The government has decided to raise the individual ownership limit for Air Canada from 10% to 15%. This increase formed part of the exchange of letters outlining commitments that Air Canada made to the government in order to gain approval for its takeover of Canadian Airlines last December. Air Canada has stated that it is satisfied with the government's decision.

The government believes that this increase will allow greater investment while providing Air Canada with the stability it needs during this transition period. This change accords with the government stated intention in the policy framework to ensure that we have a safe, healthy, Canadian controlled air industry that meets our domestic and international requirements and the needs of Canadians well into the 21st century.

The BudgetAdjournment Proceedings

6:45 p.m.


Paul Szabo Liberal Mississauga South, ON

Mr. Speaker, on February 23 I had the opportunity to ask the Minister of Foreign Affairs about a white paper that was issued by mainland China on the previous day. In that white paper Beijing threatened to adopt all drastic measures possible, including the use of force, if Taiwan did not set a date for the discussions on reunification back to communist control.

Incidentally, just six days earlier the vice-president of the Republic of China, Mr. Lien Chan, spoke to the mainland affairs committee.
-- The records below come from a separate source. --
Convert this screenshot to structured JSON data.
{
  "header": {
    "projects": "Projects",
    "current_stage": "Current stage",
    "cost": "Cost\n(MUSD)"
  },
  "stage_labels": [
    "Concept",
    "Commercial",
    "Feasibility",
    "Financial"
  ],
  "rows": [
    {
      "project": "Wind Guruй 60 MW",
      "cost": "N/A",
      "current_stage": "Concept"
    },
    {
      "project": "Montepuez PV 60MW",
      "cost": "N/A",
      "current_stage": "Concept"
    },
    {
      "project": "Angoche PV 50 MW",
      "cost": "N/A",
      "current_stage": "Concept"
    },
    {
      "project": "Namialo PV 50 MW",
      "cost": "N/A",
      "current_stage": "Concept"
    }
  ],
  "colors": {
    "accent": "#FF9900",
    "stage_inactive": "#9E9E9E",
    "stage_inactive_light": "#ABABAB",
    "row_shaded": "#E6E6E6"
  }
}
I would like to quote just one paragraph from his statement:

During the past 50 years, the two sides have experienced conflicts and antagonism, wasting excessive resources and manpower. At the beginning of the new century, we should no longer be tangled in these quarrels between brothers, which only hurt brotherly feelings and do nothing good for the international community. Therefore, I would like to propose that the governments and peoples on the two sides of the strait adopt a new way of thinking. Let us show our courage and a sense of mission to permanently abandon to the old century those wars and conflicts which have tied us down for nearly half a century.

The intention of the Taiwanese government is very clear, the government of a democratic nation.

The Minister of Foreign Affairs responded that Canada has always supported peaceful negotiations and that they will again relay that message to Beijing.

However there are no circumstances in which the threat of war is appropriate. I would like to ask the parliamentary secretary if he could explain to the House why Canada's response is not a stronger response. We need to defend democracies. We need to defend peaceful nations that do not want war.

The BudgetAdjournment Proceedings

6:45 p.m.

Brome—Missisquoi Québec


Denis Paradis LiberalParliamentary Secretary to Minister of Foreign Affairs

Mr. Speaker, for a long time now, Canada has been urging Peking and Taipei to use peaceful means to resolve their differences.

We believe that the two parties should renew their dialogue as quickly as possible in order to arrive at a better understanding and thus reduce tensions in the region.

Canada continues to avail itself of opportunities to communicate its concerns. During a visit to Beijing on February 21 to 24, the assistant deputy minister for Asia-Pacific and Africa, Joseph Caron, emphasized Canada's concerns directly with the vice-minister of foreign affairs in Beijing. Our ambassador to China further underlined these concerns in a separate meeting with the vice-minister. In both of those meetings we stressed our concerns about the threat of military confrontation and strongly appealed for a peaceful and negotiated settlement. These concerns were also reiterated to the Chinese ambassador in Ottawa.

Canada's one China policy remains unchanged. We do have extensive economic, cultural and people to people contacts with Taiwan. We have used our informal channels to convey our concerns on this issue to Taipei.

The BudgetAdjournment Proceedings

6:50 p.m.

The Acting Speaker (Mr. McClelland)

It being 6.51 p.m., the House stands adjourned until tomorrow at 2 p.m., pursuant to Standing Order 24(1).

(The House adjourned at 6.51 p.m.)